An old man sent to jail before he committed something you call a crime, over 5000 detained for, well, not eating and fighting against corruption, peaceful mutinies all over the nation that you cannot control without force... Does that ring a bell? Oh wait, I remember! It reminds me of the colonial British Raj! But no, this used to happen when we were not independent, right? But now we are free, right?

Stop trying to be on both the ships, so you can decide which one to leave when it sinks. Rats do that. Speaking of rats, I always thought of you as monkeys rather than rats, seeing you have a Vanarsena at your disposal. But perhaps their courage and bravery comes useful only when Muslims are to be killed or partygoers are to be assaulted.
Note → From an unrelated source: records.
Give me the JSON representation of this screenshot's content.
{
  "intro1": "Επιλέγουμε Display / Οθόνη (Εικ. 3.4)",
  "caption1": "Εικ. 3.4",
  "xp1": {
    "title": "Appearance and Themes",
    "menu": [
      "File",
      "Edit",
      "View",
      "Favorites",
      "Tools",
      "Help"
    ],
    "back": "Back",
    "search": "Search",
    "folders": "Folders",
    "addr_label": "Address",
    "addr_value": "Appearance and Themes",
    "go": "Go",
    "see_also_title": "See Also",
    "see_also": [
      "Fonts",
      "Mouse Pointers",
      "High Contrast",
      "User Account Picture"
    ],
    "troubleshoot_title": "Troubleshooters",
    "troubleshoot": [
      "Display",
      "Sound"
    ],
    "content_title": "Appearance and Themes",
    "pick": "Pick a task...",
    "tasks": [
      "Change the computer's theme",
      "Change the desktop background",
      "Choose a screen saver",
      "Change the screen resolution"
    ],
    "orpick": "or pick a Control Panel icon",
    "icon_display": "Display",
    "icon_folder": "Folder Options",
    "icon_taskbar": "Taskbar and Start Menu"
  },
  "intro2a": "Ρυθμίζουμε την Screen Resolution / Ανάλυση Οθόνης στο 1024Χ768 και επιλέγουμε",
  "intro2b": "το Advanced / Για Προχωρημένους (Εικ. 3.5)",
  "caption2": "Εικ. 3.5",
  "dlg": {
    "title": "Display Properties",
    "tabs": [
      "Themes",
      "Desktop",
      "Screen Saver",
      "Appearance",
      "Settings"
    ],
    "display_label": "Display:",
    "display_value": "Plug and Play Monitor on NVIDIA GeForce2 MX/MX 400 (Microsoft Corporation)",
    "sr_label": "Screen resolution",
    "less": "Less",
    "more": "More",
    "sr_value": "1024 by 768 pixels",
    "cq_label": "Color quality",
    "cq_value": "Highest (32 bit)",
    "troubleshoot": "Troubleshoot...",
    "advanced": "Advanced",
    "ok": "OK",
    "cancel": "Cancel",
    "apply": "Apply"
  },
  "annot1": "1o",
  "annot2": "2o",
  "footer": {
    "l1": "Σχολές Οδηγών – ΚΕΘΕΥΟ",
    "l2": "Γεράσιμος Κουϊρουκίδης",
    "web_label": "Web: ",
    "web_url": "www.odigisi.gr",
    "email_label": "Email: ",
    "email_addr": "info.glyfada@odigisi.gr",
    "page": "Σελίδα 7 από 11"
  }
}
Nitin Gadkari,
Nobody goes to a party uninvited. Thing is, this is not a party, people are actually starving here.

Politicians in general,
Just a question out of curiosity - did you ever, as a kid, hold an Indian flag in your hand? Or, have you seen your kids doing that? (A pointer to help you remember: people look happy and proud when they hold it, not haughty, shrewd or gleeful.)
And oh, sorry for wasting your time with this question Ms. Gandhi. I know you didn't, so Your Highness and Your Kids are exempted of the shame.

All those citizens of India who know and understand what's happening, but have decided not to do anything about it,
Please explain to me how your mind or heart works. I need to understand. No, really, I do.

All the Indians who are doing something, anything!
Hang on there. You are this country's only hope, howsoever feeble it might be. Keep doing your better.

The day you were born, we got someone much better than what we deserved. Stay alive. Please.